I'm a fan of film noir, and some time ago, I treated myself to a box set of vintage films in that vein. But I have only got round to watching them now, and I decided to kick off my viewing with Impact, from 1949, a little-known movie with a screneplay co-written by Jay Dratler, who had previously worked on the script for that much more celebrated film, the excellent Laura.
Brian Donlevy plays Walter Williams, who is introduced to us as a dynamic young businessman,able to twist a board of grumpy directors around his little finger. But when he goes home to his wife Irene (Helen Williams) a different side to his character appears. He is a "softy", quite besotted with her. This being a film noir, however, you can bet that Irene, for all her protestations, is not equally crazy about him.
The early scenes are lacklustre in the extreme, but things liven up once Irene persuades doting Walter to give a lift to a young "cousin" who is, in fact, her lover,.Jim. The plan is for Jim to drive Walter to a lonely spot on the edge of a cliff, kill him, and get away with murder. But Jim is not very bright, and things do not work out as he and Irene intended.

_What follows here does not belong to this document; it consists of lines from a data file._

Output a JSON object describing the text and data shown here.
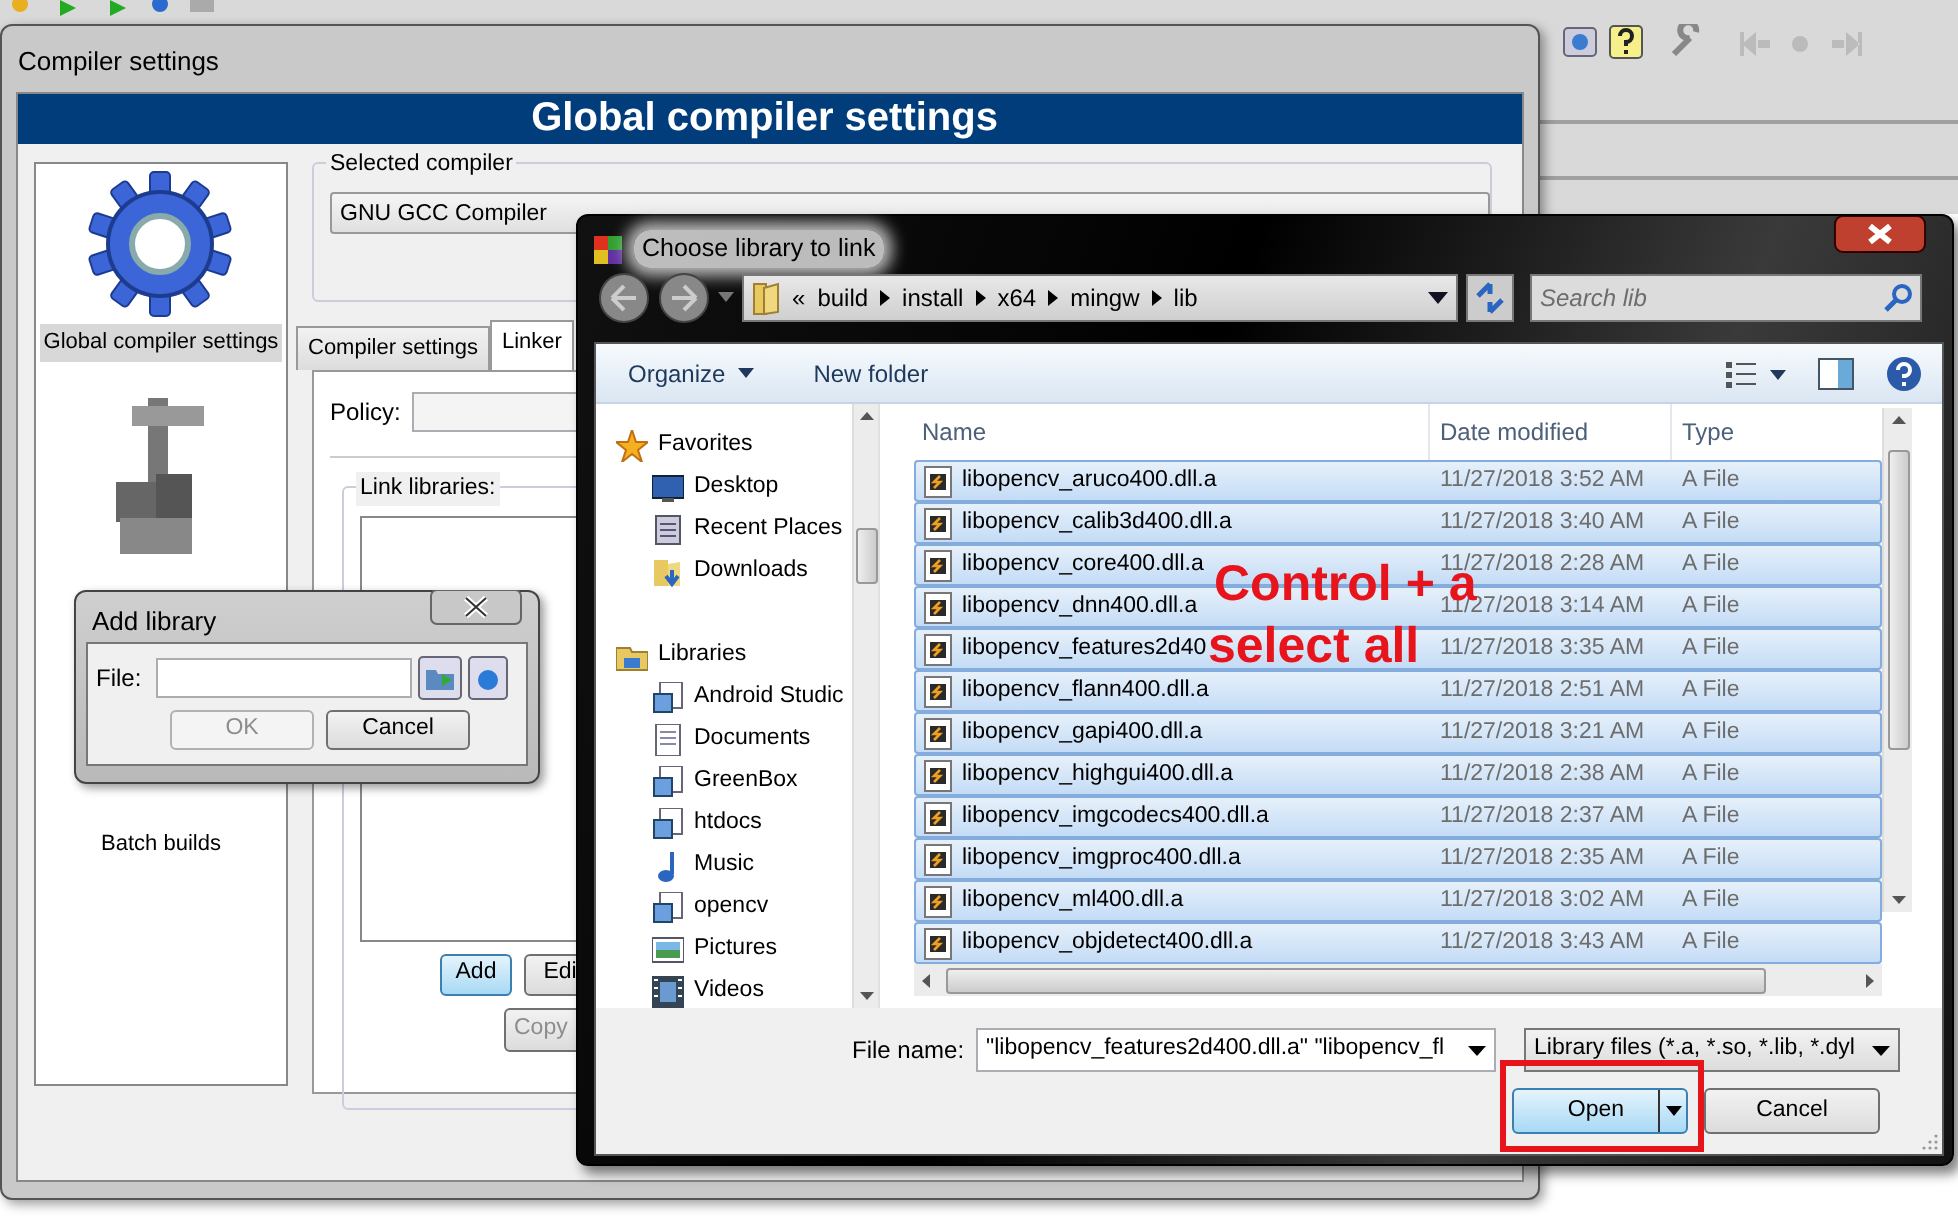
{
  "compiler_window": {
    "title": "Compiler settings",
    "header": "Global compiler settings",
    "sidebar": {
      "items": [
        {
          "kind": "gear",
          "label": "Global compiler settings",
          "selected": true
        },
        {
          "kind": "caliper",
          "selected": false
        },
        {
          "kind": "batch",
          "label": "Batch builds",
          "selected": false
        }
      ]
    },
    "selected_compiler": {
      "legend": "Selected compiler",
      "value": "GNU GCC Compiler"
    },
    "tabs": [
      {
        "label": "Compiler settings",
        "selected": false
      },
      {
        "label": "Linker",
        "selected": true
      }
    ],
    "policy_label": "Policy:",
    "link_libraries": {
      "legend": "Link libraries:",
      "buttons": [
        {
          "label": "Add",
          "focused": true
        },
        {
          "label": "Edi",
          "focused": false
        }
      ],
      "copy_button": "Copy"
    }
  },
  "add_library_dialog": {
    "title": "Add library",
    "file_label": "File:",
    "buttons": [
      {
        "label": "OK",
        "disabled": true
      },
      {
        "label": "Cancel",
        "disabled": false
      }
    ]
  },
  "choose_dialog": {
    "title": "Choose library to link",
    "path_prefix": "«",
    "path": [
      "build",
      "install",
      "x64",
      "mingw",
      "lib"
    ],
    "search_placeholder": "Search lib",
    "toolbar": [
      {
        "label": "Organize",
        "dropdown": true
      },
      {
        "label": "New folder",
        "dropdown": false
      }
    ],
    "nav": [
      {
        "kind": "star",
        "label": "Favorites",
        "children": [
          {
            "kind": "desktop",
            "label": "Desktop"
          },
          {
            "kind": "recent",
            "label": "Recent Places"
          },
          {
            "kind": "downloads",
            "label": "Downloads"
          }
        ]
      },
      {
        "kind": "library",
        "label": "Libraries",
        "children": [
          {
            "kind": "library-doc",
            "label": "Android Studic"
          },
          {
            "kind": "document",
            "label": "Documents"
          },
          {
            "kind": "library-doc",
            "label": "GreenBox"
          },
          {
            "kind": "library-doc",
            "label": "htdocs"
          },
          {
            "kind": "music",
            "label": "Music"
          },
          {
            "kind": "library-doc",
            "label": "opencv"
          },
          {
            "kind": "pictures",
            "label": "Pictures"
          },
          {
            "kind": "videos",
            "label": "Videos"
          }
        ]
      }
    ],
    "columns": [
      "Name",
      "Date modified",
      "Type"
    ],
    "rows": [
      {
        "name": "libopencv_aruco400.dll.a",
        "date": "11/27/2018 3:52 AM",
        "type": "A File",
        "selected": true
      },
      {
        "name": "libopencv_calib3d400.dll.a",
        "date": "11/27/2018 3:40 AM",
        "type": "A File",
        "selected": true
      },
      {
        "name": "libopencv_core400.dll.a",
        "date": "11/27/2018 2:28 AM",
        "type": "A File",
        "selected": true
      },
      {
        "name": "libopencv_dnn400.dll.a",
        "date": "11/27/2018 3:14 AM",
        "type": "A File",
        "selected": true
      },
      {
        "name": "libopencv_features2d40",
        "date": "11/27/2018 3:35 AM",
        "type": "A File",
        "selected": true
      },
      {
        "name": "libopencv_flann400.dll.a",
        "date": "11/27/2018 2:51 AM",
        "type": "A File",
        "selected": true
      },
      {
        "name": "libopencv_gapi400.dll.a",
        "date": "11/27/2018 3:21 AM",
        "type": "A File",
        "selected": true
      },
      {
        "name": "libopencv_highgui400.dll.a",
        "date": "11/27/2018 2:38 AM",
        "type": "A File",
        "selected": true
      },
      {
        "name": "libopencv_imgcodecs400.dll.a",
        "date": "11/27/2018 2:37 AM",
        "type": "A File",
        "selected": true
      },
      {
        "name": "libopencv_imgproc400.dll.a",
        "date": "11/27/2018 2:35 AM",
        "type": "A File",
        "selected": true
      },
      {
        "name": "libopencv_ml400.dll.a",
        "date": "11/27/2018 3:02 AM",
        "type": "A File",
        "selected": true
      },
      {
        "name": "libopencv_objdetect400.dll.a",
        "date": "11/27/2018 3:43 AM",
        "type": "A File",
        "selected": true
      }
    ],
    "file_name_label": "File name:",
    "file_name_value": "\"libopencv_features2d400.dll.a\" \"libopencv_fl",
    "filter": "Library files (*.a, *.so, *.lib, *.dyl",
    "buttons": [
      {
        "label": "Open",
        "kind": "split"
      },
      {
        "label": "Cancel",
        "kind": "plain"
      }
    ]
  },
  "annotation": {
    "lines": [
      "Control + a",
      "select all"
    ]
  }
}
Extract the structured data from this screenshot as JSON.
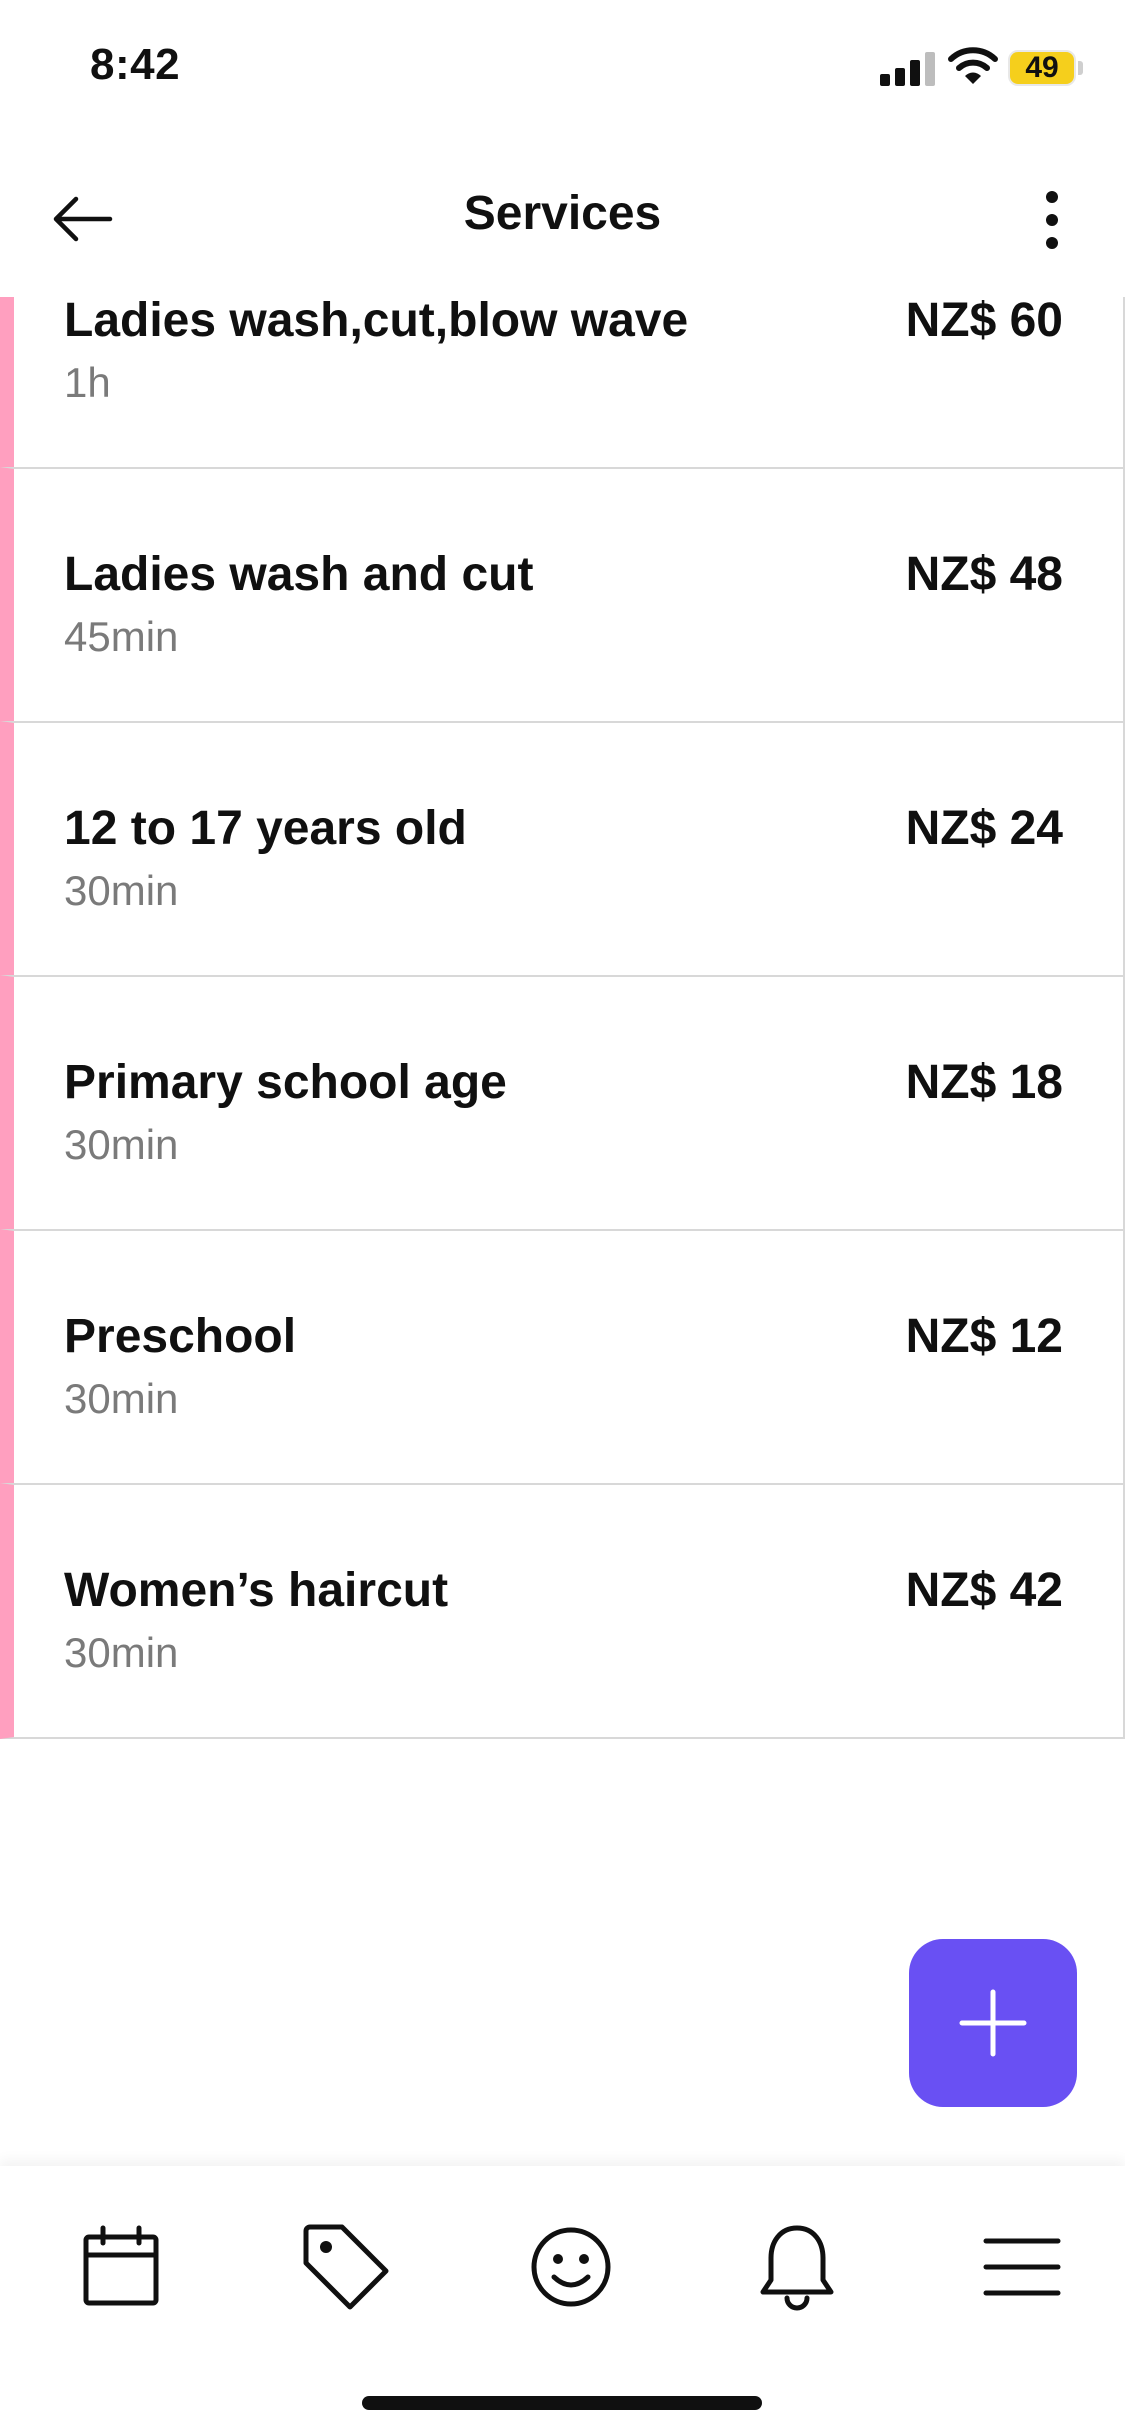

This is a decent piece of entertainment, and Walter finds himself trapped in a situation which just about validates the description of Impact as a film noir. Charles Coburn steals several scenes as a likeable cop. But the script is not as sharp as it could have been, and Walter's blind spot about Irene is rather hard to take. Worth watching, but a long way short of Laura . Then again, most films are.